“I am grateful to have received so much instruction, guidance, and support from computer science faculty, especially from Professors Daniel Lokshtanov, Frederic Gibou, Michael Beyeler, Jonathan Balkind, and Tao Yang,” said Wang, who will return to campus in the fall to pursue a master’s degree in computer science. “I’d also like to thank Professor Ralph Gallucci, who cultivated my interest in classical Greek and Roman history and literature and sponsored my independent studies. They are all brilliant researchers, excellent teachers, and kind people, who I am privileged to have been able to learn from.”    

Electrical Engineering
Arun Khanna describes his first year at UCSB, which happened to be during the height of the COVID-19 pandemic, as being a period of adjustment, but one that taught him valuable lessons in adaptability and resilience. A first-generation college student, Khanna says that he is proud to receive the 2024 Outstanding Senior Award in Electrical Engineering. 

“It’s truly humbling,” said Khanna, who participated in UCSB’s Excursion and Fencing Clubs. “This honor reflects not just my efforts but also the collective support and inspiration that I’ve received from my professors, peers, and family.”

After completing a summer internship at the Livermore National Laboratory, Khanna will begin working in a global rotational role for Ørsted in the offshore wind turbine industry. 

“Both of these opportunities align perfectly with my passion for sustainable energy, and my goal of making a positive impact on the environment,” said Khanna. “I feel well prepared.”

He also expressed his gratitude to professors Jason Marden, Clint Schow, and Mahnoosh Alizadeh.
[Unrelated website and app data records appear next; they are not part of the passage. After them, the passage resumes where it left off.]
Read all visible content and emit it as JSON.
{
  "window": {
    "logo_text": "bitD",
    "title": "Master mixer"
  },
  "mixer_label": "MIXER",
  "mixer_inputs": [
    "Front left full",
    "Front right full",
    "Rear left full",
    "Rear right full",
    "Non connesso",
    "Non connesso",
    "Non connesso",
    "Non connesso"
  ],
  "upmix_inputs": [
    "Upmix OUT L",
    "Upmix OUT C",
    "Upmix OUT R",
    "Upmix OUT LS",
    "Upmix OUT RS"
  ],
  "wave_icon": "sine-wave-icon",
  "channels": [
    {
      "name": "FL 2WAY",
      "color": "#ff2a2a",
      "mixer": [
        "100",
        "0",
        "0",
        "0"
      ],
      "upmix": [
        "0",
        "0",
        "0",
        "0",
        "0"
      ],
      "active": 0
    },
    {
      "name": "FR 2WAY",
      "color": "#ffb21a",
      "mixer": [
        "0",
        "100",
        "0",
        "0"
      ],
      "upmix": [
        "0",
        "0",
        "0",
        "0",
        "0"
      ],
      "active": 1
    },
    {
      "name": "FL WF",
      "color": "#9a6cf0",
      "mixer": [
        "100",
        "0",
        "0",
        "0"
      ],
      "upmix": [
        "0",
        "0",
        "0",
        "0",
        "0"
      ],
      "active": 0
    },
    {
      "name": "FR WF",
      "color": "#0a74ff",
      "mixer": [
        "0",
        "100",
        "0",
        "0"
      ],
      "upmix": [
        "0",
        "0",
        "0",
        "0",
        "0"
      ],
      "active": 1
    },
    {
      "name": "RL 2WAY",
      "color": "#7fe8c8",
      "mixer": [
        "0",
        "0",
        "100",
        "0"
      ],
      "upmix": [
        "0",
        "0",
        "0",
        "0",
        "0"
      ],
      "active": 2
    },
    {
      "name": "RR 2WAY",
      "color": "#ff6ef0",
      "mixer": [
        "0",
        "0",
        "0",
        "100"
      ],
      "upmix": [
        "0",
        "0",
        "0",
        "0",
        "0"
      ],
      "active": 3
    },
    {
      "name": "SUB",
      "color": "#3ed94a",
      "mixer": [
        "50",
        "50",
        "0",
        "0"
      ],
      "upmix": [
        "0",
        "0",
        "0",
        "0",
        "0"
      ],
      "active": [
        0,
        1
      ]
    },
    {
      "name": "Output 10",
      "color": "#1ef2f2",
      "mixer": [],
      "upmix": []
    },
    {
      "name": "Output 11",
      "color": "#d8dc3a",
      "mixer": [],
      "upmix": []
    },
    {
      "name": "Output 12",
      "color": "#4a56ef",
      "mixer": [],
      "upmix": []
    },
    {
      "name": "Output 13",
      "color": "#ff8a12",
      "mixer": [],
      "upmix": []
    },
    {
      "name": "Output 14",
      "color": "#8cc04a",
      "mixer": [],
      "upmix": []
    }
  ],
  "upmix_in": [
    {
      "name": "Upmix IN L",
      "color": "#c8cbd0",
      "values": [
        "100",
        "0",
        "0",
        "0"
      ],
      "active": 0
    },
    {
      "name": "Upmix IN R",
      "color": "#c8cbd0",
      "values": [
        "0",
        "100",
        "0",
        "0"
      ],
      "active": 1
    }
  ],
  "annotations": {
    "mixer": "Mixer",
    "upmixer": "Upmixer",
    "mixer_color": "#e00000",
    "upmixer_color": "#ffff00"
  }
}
He said that their guidance went beyond the classroom, and they provided invaluable mentorship and support that shaped his educational journey.

Mechanical Engineering
Kai Nambu received the Outstanding Senior Award in Mechanical Engineering, a distinction that he described as, “an honor and a cool personal accomplishment.” He has spent the past two years conducting undergraduate research for materials and mechanical engineering professor Matt Begley, developing composite materials and creating microscale patterning by using sound waves to move particles. 

“I am grateful for the support of Professor Matt Begley, who has provided me with great opportunities for undergraduate research in a nurturing lab environment,” said Nambu, who was introduced to research through the Materials Research Laboratory’s Research Internships in Science and Engineering (RISE) Program. “These opportunities made a big impact on my academic career and my decision to pursue a path to become a materials scientist.”

As part of the Mechanical Engineering Department’s BS/MS program, Nambu will return to UCSB in the fall to pursue a master’s degree in materials science with an emphasis in structural materials. He will continue working with Professor Begley, using acoustics to develop battery materials.  

Related People: 
Yogananda Isukapalli, Matthew R. Begley, Jason Marden, Clint Schow, Mahnoosh Alizadeh, Michael Beyeler, Daniel Lokshtanov, Frédéric Gibou, Jonathan Balkind, Tao Yang, William Wang, Diba Mirza
Outstanding Seniors (clockwise from top left) Ivy Wang, Arik Cheslog, Arun Khanna, Yufei Song, Andy Ouyang, Jonathan Cheng, Yuxiang Wan, Kai Mambu

Outstanding Seniors (clockwise from top left) Ivy Wang, Arik Cheslog, Arun Khanna, Yufei Song, Andy Ouyang, Jonathan Cheng, Yuxiang Wan, Kai Mambu